‘Caution’ album review
By Naomi Ambrose, Staff Writer
Mariah Carey’s latest 10-track album Caution (released on November 16) takes listeners on a music trip with stops to old and new R&B, rap, and, hip-hop towns.
With a song like “A No No,” Carey reminds us of the 1997 hit by Lil’ Kim, Lil Cease, and Notorious B.I.G., “Crush on You.” “A No No” mostly has the same general beat of “Crush on You” and also includes some lines from the chorus sung by Notorious B.I.G. in the latter song.
Then there’s “The Distance” with Ty Dolla $ign. Although the song features Ty Dolla $ign—a popular, current rapper—“The Distance” is slightly reminiscent of Tevin Campbell’s 1989 hit “Tomorrow (A Better You, Better Me).” The bass synth from “The Distance” sounds like a slightly faster version of the bass synth from Campbell’s song.
Caution’s tribute to the early days of hip hop is also evident in “Giving Me Life.” Veteran rapper Slick Rick mostly lends his vocals to the track in the third verse. “Reminisce, wannabe, huh?” raps Slick Rick in a line that could be interpreted as an attempt to remember R&B, rap, and, hip-hop music from the late 1980s to the early 2000s.

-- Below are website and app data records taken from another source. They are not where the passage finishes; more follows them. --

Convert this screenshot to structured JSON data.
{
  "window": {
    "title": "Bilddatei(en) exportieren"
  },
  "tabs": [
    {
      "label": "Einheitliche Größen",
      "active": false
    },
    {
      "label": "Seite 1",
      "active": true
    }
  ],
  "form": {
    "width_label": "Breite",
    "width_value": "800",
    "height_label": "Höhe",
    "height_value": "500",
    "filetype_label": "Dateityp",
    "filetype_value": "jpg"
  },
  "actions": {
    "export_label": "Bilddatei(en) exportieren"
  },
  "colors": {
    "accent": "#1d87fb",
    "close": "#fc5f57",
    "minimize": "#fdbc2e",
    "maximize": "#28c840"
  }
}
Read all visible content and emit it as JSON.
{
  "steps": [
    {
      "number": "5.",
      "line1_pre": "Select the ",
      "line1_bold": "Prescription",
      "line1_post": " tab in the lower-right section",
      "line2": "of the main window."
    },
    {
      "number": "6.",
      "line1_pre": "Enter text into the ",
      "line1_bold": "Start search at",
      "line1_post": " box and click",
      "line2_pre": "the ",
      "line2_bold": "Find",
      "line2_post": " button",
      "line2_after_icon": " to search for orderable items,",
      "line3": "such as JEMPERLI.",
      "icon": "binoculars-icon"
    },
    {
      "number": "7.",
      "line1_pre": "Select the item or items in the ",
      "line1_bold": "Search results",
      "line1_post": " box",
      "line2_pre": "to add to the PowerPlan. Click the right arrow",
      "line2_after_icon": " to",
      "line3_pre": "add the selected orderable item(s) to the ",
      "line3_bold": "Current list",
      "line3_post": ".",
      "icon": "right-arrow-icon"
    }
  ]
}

Apart from taking listeners and fans back to the early days of music, some songs from Caution join the long list of songs with a finger snap beat. Take a listen to “With You” and “One Mo’ Gen” to hear it.
And of course, what’s a Mariah Carey album without hearing her hitting her famous whistle register? “8th Grade” incorporates a unique version of Carey’s high notes. Close to three minutes and 55 seconds into the song, you can hear Carey’s subtle yet powerful whistles. Carey also uses her whistles in “With You” close to the end of the song.
Caution is Carey’s attempt to remind us that she’s still cool. Stereotypes often tell us that cool people use swear words, modern day slang words, and acronyms. “GTFO”, the first track on Caution, sets the tone to introduce Carey’s coolness and her clever use of acronyms and profanity. Carey quietly sings the definition of “GTFO” in the chorus. Listeners will have to listen to the lines very closely to hear the meaning of the acronym.
Later in the album, listeners can tune in to the innuendo-filled “One Mo’ Gen.” Perhaps Carey felt that the phrase “one more time” was too cliché. I imagine she thought her fans were yearning for a cool way to tell their partner or partners that they want some more love and intimacy once again.
For those who’d love an album with a mix of old and new R&B and hip-hop hooks, Caution will be a musical delight. Caution will also a be a treat if you’re a fan of Carey’s vocals. Otherwise, if you desire to be taken on a musical and emotional journey by an artist who sings about the different emotions we often experience when we’re in relationships and when we’re just trying to be human, Caution would be worth a listen.